#7  The Snow Globe Family by Jane O'Connor is another delightful read about a tiny family living in a snow globe.  It has charming illustrations and is one we pull out every winter.

#8  When Jesse Came Across the Sea by Amy Hest is a beautifully written and illustrated book about immigrants coming to America.  My husband and I toured Ellis Island last spring and I picked up this book in the gift shop.  It really is a story for all ages.

#9  The Quiltmaker's Gift by Jeff Brumbeau is another one for all ages.  It is a beautiful story of what brings true happiness.  It is a feast for the eyes with colorful detail and one of those stories that you feel good about sharing with your children.

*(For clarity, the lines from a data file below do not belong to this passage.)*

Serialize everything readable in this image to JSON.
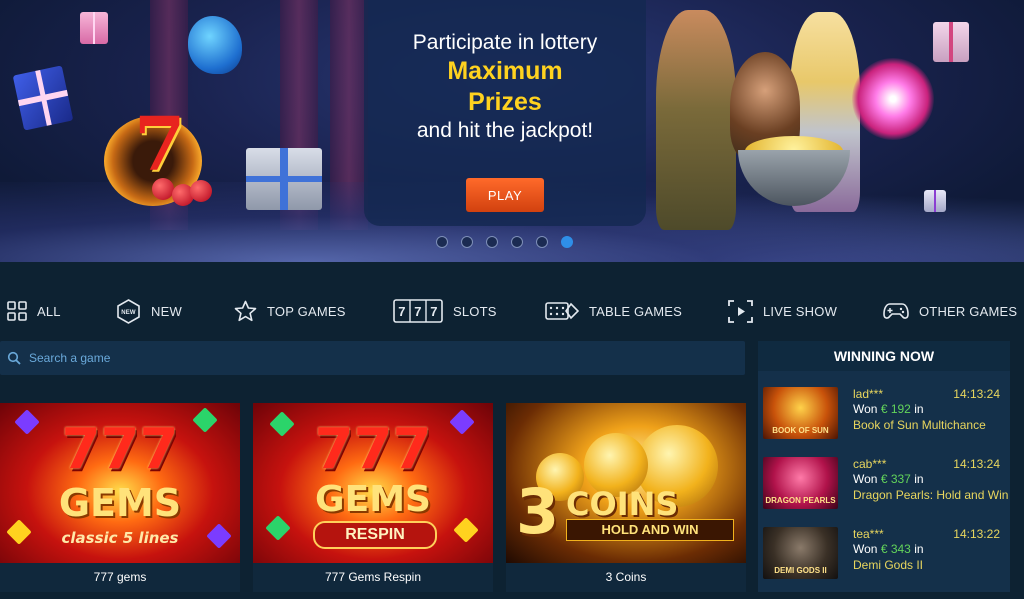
{
  "hero": {
    "line1": "Participate in lottery",
    "line2": "Maximum",
    "line3": "Prizes",
    "line4": "and hit the jackpot!",
    "play_label": "PLAY",
    "slides": 6,
    "active_slide": 6
  },
  "categories": [
    {
      "label": "ALL",
      "icon": "grid-icon"
    },
    {
      "label": "NEW",
      "icon": "new-badge-icon"
    },
    {
      "label": "TOP GAMES",
      "icon": "star-icon"
    },
    {
      "label": "SLOTS",
      "icon": "slot-777-icon"
    },
    {
      "label": "TABLE GAMES",
      "icon": "cards-dice-icon"
    },
    {
      "label": "LIVE SHOW",
      "icon": "live-play-icon"
    },
    {
      "label": "OTHER GAMES",
      "icon": "gamepad-icon"
    }
  ],
  "search": {
    "placeholder": "Search a game"
  },
  "games": [
    {
      "title": "777 gems",
      "art_main": "777",
      "art_sub": "GEMS",
      "art_tag": "classic 5 lines"
    },
    {
      "title": "777 Gems Respin",
      "art_main": "777",
      "art_sub": "GEMS",
      "art_tag": "RESPIN"
    },
    {
      "title": "3 Coins",
      "art_main": "3",
      "art_sub": "COINS",
      "art_tag": "HOLD AND WIN"
    }
  ],
  "winning_now": {
    "title": "WINNING NOW",
    "entries": [
      {
        "user": "lad***",
        "time": "14:13:24",
        "won_prefix": "Won",
        "amount": "€ 192",
        "in": "in",
        "game": "Book of Sun Multichance",
        "thumb_text": "BOOK OF SUN"
      },
      {
        "user": "cab***",
        "time": "14:13:24",
        "won_prefix": "Won",
        "amount": "€ 337",
        "in": "in",
        "game": "Dragon Pearls: Hold and Win",
        "thumb_text": "DRAGON PEARLS"
      },
      {
        "user": "tea***",
        "time": "14:13:22",
        "won_prefix": "Won",
        "amount": "€ 343",
        "in": "in",
        "game": "Demi Gods II",
        "thumb_text": "DEMI GODS II"
      }
    ]
  },
  "colors": {
    "background": "#0d2232",
    "accent_yellow": "#ffd21f",
    "play_orange": "#e4521a",
    "won_green": "#63d45a",
    "user_yellow": "#e8d65e",
    "dot_active": "#2f8fe8"
  }
}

#10  Our Animal Friends at Maple Hill Farm by Alice and Martin Provensen This is not your typical farm animal book.  It is full of fun lines like..."The geese are nearly perfect- at least they act that way." and "The sheep are silly.  They are so silly the geese can hardly be blamed for wanting to pinch them. Still, there's something sweet about sheep even if they aren't clever."



LEGOS!  What can't kids do with them?  My dear children have sunk to new lows in the excuses as to "why we can't pick them up yet".

child #2:   "Look mama, we made a new game!  You count how many times I can hop around on one foot".
mama:       "Shouldn't you pick up the Legos first.  That might hurt your feet."
child #3:   "NO mama!  That's the game. (implied "DUH!"in tone of voice) You have to hop around without landing on any Legos."
child#4:     (nodding agreement vigorously with thumb in mouth)
child#2:    "Yeah mama.  My best try was 27 hops!" (big smile)
child #3:   "Mine was 11."
child#4:    "Count me mama, count me! (begins hopping)
mama:      "Is THIS what you have been doing up here?" (while I've been on the computer for the past 30 minutes).
children 2, 3, and 4: "YEP!

I'm so proud.

Tuesday, February 9, 2010


Ellie received this fun book for Christmas and it is right up her alley.  We found the time over the weekend to pick up some supplies.  Here is the project my little artist has started. 
 The green background will be sewn up into a pillow.  The bunnies are waiting to get their clothing stitched on and she wants to make a little yellow sun above. 

Felt is such a fun and easy project for children (mamas too!)  

Monday, February 8, 2010


To create: To cause to exist or bring into being.  To give rise to.  To produce through artistic or imaginative effort.

"In the beginning God created the heavens and the earth..."  Genesis 1:1
"So God created man in his own image, in the image of God he created him; male and female." Genesis 1:27
Is there any wonder that we feel the need to create?  To make, build and produce?  We are like our Father.  
So my list continues... today I am giving thanks for the ability to create.

5.  for the work of little messy fingers
6.  for the concentration on little faces
7.  for the creation of smiles and constructions
8.  for the ability to create and enjoy music
9.  for the warmth and aroma created in a kitchen
10.  the color choices... not just 1 shade of blue but a multitude
11. the thrill of seeing it all come together
12.  the vastness of Creation

Thank you Lord for creating in us a desire to follow in your footsteps; to create beauty, to make something on a blank page, to create change, to create memories.